- [Task goal]
Make your reply a word-for-word repeat of the records.

★ ★ ★

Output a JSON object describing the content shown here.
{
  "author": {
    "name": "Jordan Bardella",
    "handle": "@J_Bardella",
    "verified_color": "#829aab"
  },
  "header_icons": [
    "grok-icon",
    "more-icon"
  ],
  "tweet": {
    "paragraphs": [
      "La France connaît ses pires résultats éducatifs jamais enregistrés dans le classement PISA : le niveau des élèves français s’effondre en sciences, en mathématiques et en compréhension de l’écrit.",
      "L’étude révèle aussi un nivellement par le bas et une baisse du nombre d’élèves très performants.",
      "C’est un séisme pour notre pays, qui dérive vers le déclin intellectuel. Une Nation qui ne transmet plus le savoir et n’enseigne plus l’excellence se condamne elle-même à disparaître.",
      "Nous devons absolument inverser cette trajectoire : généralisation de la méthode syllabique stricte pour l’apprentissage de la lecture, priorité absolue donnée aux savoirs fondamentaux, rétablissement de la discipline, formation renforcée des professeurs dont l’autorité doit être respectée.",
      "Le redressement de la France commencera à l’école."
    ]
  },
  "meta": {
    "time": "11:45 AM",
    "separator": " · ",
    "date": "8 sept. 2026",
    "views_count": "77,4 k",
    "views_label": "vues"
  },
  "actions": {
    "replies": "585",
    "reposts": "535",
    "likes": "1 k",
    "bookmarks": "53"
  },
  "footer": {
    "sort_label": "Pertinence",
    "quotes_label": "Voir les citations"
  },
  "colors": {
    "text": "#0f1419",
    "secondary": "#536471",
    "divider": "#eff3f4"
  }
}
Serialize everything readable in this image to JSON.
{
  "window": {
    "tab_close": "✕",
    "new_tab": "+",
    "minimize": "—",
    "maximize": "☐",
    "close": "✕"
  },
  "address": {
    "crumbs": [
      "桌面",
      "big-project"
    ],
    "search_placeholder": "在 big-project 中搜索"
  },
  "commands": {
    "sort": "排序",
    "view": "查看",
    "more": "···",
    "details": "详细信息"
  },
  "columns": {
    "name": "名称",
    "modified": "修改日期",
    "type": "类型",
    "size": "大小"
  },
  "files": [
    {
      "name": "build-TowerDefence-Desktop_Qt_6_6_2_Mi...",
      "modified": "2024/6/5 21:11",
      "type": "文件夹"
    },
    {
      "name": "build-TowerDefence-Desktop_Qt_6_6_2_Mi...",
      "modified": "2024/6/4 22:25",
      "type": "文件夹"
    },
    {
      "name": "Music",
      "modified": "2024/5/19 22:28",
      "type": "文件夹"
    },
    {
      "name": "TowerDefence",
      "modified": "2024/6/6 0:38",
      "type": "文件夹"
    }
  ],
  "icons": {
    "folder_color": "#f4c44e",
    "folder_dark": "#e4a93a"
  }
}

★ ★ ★

- [Output below]
Output a JSON object describing the content shown here.
{
  "author": {
    "name": "Jordan Bardella",
    "handle": "@J_Bardella",
    "verified_color": "#829aab"
  },
  "header_icons": [
    "grok-icon",
    "more-icon"
  ],
  "tweet": {
    "paragraphs": [
      "La France connaît ses pires résultats éducatifs jamais enregistrés dans le classement PISA : le niveau des élèves français s’effondre en sciences, en mathématiques et en compréhension de l’écrit.",
      "L’étude révèle aussi un nivellement par le bas et une baisse du nombre d’élèves très performants.",
      "C’est un séisme pour notre pays, qui dérive vers le déclin intellectuel. Une Nation qui ne transmet plus le savoir et n’enseigne plus l’excellence se condamne elle-même à disparaître.",
      "Nous devons absolument inverser cette trajectoire : généralisation de la méthode syllabique stricte pour l’apprentissage de la lecture, priorité absolue donnée aux savoirs fondamentaux, rétablissement de la discipline, formation renforcée des professeurs dont l’autorité doit être respectée.",
      "Le redressement de la France commencera à l’école."
    ]
  },
  "meta": {
    "time": "11:45 AM",
    "separator": " · ",
    "date": "8 sept. 2026",
    "views_count": "77,4 k",
    "views_label": "vues"
  },
  "actions": {
    "replies": "585",
    "reposts": "535",
    "likes": "1 k",
    "bookmarks": "53"
  },
  "footer": {
    "sort_label": "Pertinence",
    "quotes_label": "Voir les citations"
  },
  "colors": {
    "text": "#0f1419",
    "secondary": "#536471",
    "divider": "#eff3f4"
  }
}
Serialize everything readable in this image to JSON.
{
  "window": {
    "tab_close": "✕",
    "new_tab": "+",
    "minimize": "—",
    "maximize": "☐",
    "close": "✕"
  },
  "address": {
    "crumbs": [
      "桌面",
      "big-project"
    ],
    "search_placeholder": "在 big-project 中搜索"
  },
  "commands": {
    "sort": "排序",
    "view": "查看",
    "more": "···",
    "details": "详细信息"
  },
  "columns": {
    "name": "名称",
    "modified": "修改日期",
    "type": "类型",
    "size": "大小"
  },
  "files": [
    {
      "name": "build-TowerDefence-Desktop_Qt_6_6_2_Mi...",
      "modified": "2024/6/5 21:11",
      "type": "文件夹"
    },
    {
      "name": "build-TowerDefence-Desktop_Qt_6_6_2_Mi...",
      "modified": "2024/6/4 22:25",
      "type": "文件夹"
    },
    {
      "name": "Music",
      "modified": "2024/5/19 22:28",
      "type": "文件夹"
    },
    {
      "name": "TowerDefence",
      "modified": "2024/6/6 0:38",
      "type": "文件夹"
    }
  ],
  "icons": {
    "folder_color": "#f4c44e",
    "folder_dark": "#e4a93a"
  }
}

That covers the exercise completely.